UNICEF USA welcomes the enactment of legislation to fund the U.S. Government for FY 2021, as well as to provide additional COVID-19 relief.
We appreciate that the U.S. Congress again recognized the importance of U.S. foreign assistance programs that help people experiencing poverty around the world. In particular, Congress again provided $134 million as the U.S. Government’s voluntary contribution to UNICEF’s core resources, in support of UNICEF’s indispensable work for children globally.
The final agreement also included $4 billion for Gavi, the Vaccine Alliance. That funding will be critical to ensure lower-income nations have equitable access to safe and effective COVID-19 vaccines. This funding is important, but Gavi and UNICEF will require much more funding in coming months to build a global response that protects the United States from the disease and from the instability that COVID-19 causes around the world.

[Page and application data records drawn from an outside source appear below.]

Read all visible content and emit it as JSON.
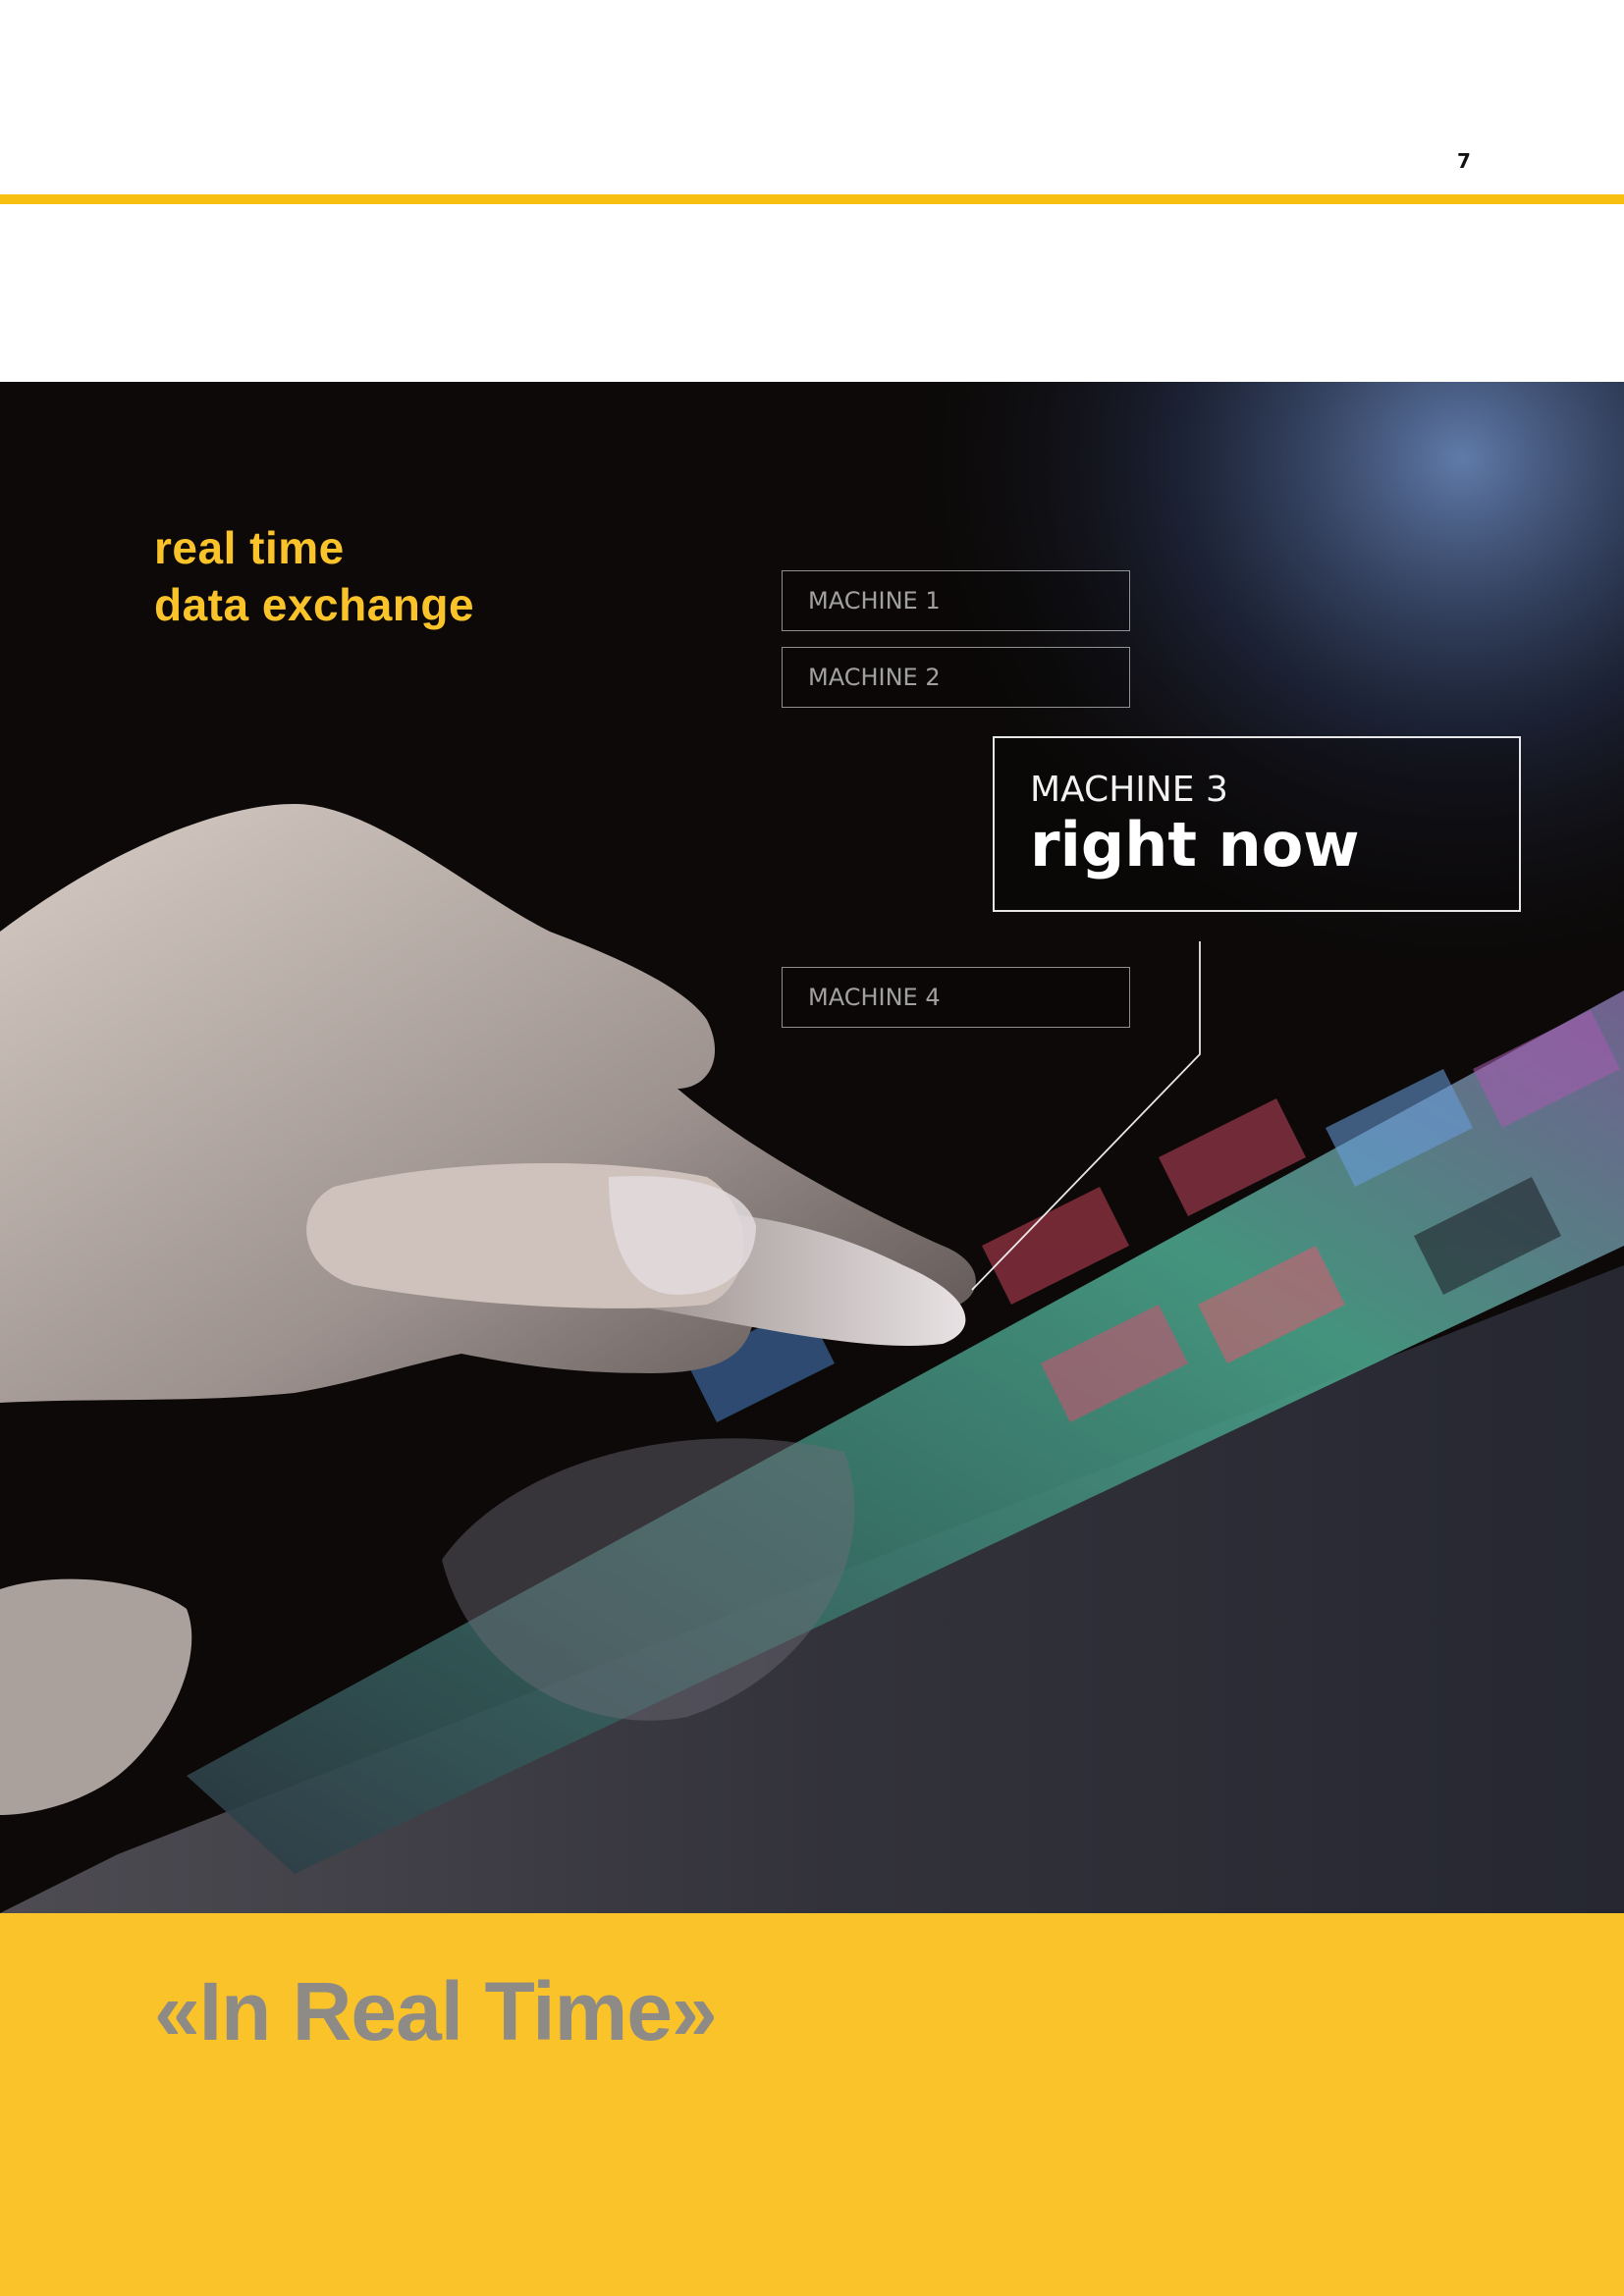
{
  "page": {
    "number": "7"
  },
  "colors": {
    "accent": "#fbc32a",
    "rule": "#f7c010",
    "quote_text": "#8e8a86",
    "photo_dark": "#0c0908"
  },
  "hero": {
    "headline_line1": "real time",
    "headline_line2": "data exchange",
    "machines": [
      {
        "label": "MACHINE 1"
      },
      {
        "label": "MACHINE 2"
      },
      {
        "label": "MACHINE 3",
        "status": "right now",
        "active": true
      },
      {
        "label": "MACHINE 4"
      }
    ]
  },
  "band": {
    "quote": "«In Real Time»"
  }
}
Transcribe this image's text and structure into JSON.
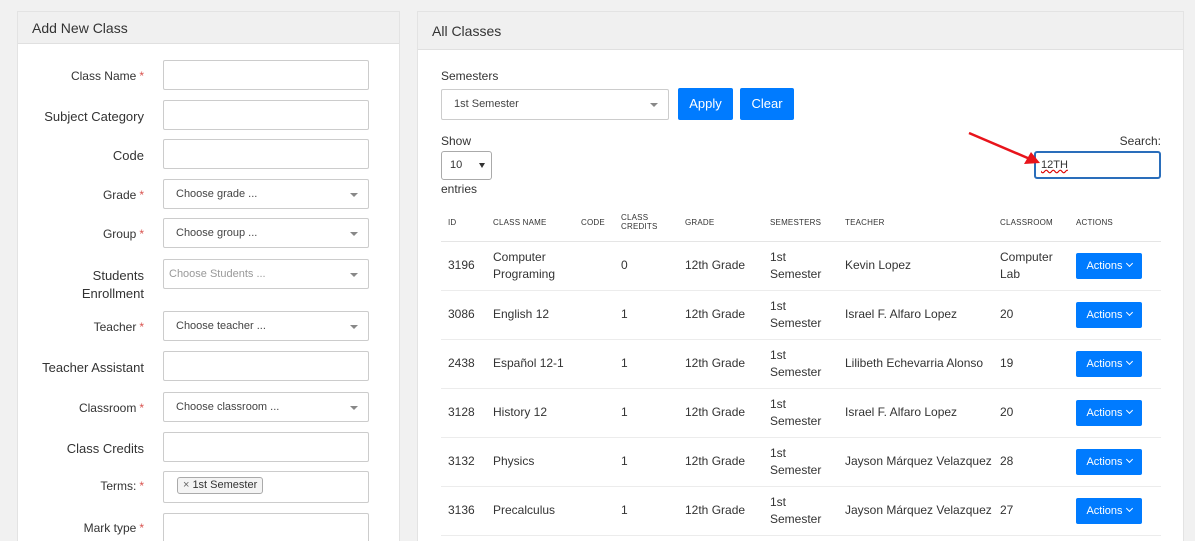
{
  "add_class": {
    "title": "Add New Class",
    "fields": {
      "class_name": "Class Name",
      "subject_category": "Subject Category",
      "code": "Code",
      "grade": "Grade",
      "grade_placeholder": "Choose grade ...",
      "group": "Group",
      "group_placeholder": "Choose group ...",
      "students_enrollment_line1": "Students",
      "students_enrollment_line2": "Enrollment",
      "students_placeholder": "Choose Students ...",
      "teacher": "Teacher",
      "teacher_placeholder": "Choose teacher ...",
      "teacher_assistant": "Teacher Assistant",
      "classroom": "Classroom",
      "classroom_placeholder": "Choose classroom ...",
      "class_credits": "Class Credits",
      "terms": "Terms:",
      "terms_tag": "1st Semester",
      "terms_tag_remove": "×",
      "mark_type": "Mark type",
      "required_mark": "*"
    }
  },
  "all_classes": {
    "title": "All Classes",
    "semesters_label": "Semesters",
    "semester_selected": "1st Semester",
    "apply_label": "Apply",
    "clear_label": "Clear",
    "show_label": "Show",
    "show_value": "10",
    "entries_label": "entries",
    "search_label": "Search:",
    "search_value": "12TH",
    "columns": [
      "ID",
      "CLASS NAME",
      "CODE",
      "CLASS CREDITS",
      "GRADE",
      "SEMESTERS",
      "TEACHER",
      "CLASSROOM",
      "ACTIONS"
    ],
    "actions_label": "Actions",
    "rows": [
      {
        "id": "3196",
        "name": "Computer Programing",
        "code": "",
        "credits": "0",
        "grade": "12th Grade",
        "semesters": "1st Semester",
        "teacher": "Kevin Lopez",
        "classroom": "Computer Lab"
      },
      {
        "id": "3086",
        "name": "English 12",
        "code": "",
        "credits": "1",
        "grade": "12th Grade",
        "semesters": "1st Semester",
        "teacher": "Israel F. Alfaro Lopez",
        "classroom": "20"
      },
      {
        "id": "2438",
        "name": "Español 12-1",
        "code": "",
        "credits": "1",
        "grade": "12th Grade",
        "semesters": "1st Semester",
        "teacher": "Lilibeth Echevarria Alonso",
        "classroom": "19"
      },
      {
        "id": "3128",
        "name": "History 12",
        "code": "",
        "credits": "1",
        "grade": "12th Grade",
        "semesters": "1st Semester",
        "teacher": "Israel F. Alfaro Lopez",
        "classroom": "20"
      },
      {
        "id": "3132",
        "name": "Physics",
        "code": "",
        "credits": "1",
        "grade": "12th Grade",
        "semesters": "1st Semester",
        "teacher": "Jayson Márquez Velazquez",
        "classroom": "28"
      },
      {
        "id": "3136",
        "name": "Precalculus",
        "code": "",
        "credits": "1",
        "grade": "12th Grade",
        "semesters": "1st Semester",
        "teacher": "Jayson Márquez Velazquez",
        "classroom": "27"
      }
    ]
  },
  "colors": {
    "primary": "#007bff",
    "required": "#d9534f",
    "annotation_arrow": "#e8141b"
  }
}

UNICEF USA also welcomes the additional COVID-19 support for hard-hit people and organizations, including the Paycheck Protection Program, unemployment insurance, direct payments and support for broadband internet access and child care. Congress rightly ensured that mixed-status families (in which one spouse has a Social Security number) can access these payments; we hope the next Congress will finally include families with U.S. citizen children whose parents don’t have Social Security numbers, who are still excluded from these payments.
As the 116th Congress comes to a close, we are especially grateful to House Appropriations Chair Nita Lowey, who has been a driving force for UNICEF and for children during her time in Congress. We at UNICEF USA deeply appreciate her leadership.
Top photo: Five-month-old Soro Issuf waits for his turn to be vaccinated in the Regional Hospital of Korhogo, in the North of Côte d'Ivoire. © UNICEF/UNI325596// Frank Dejongh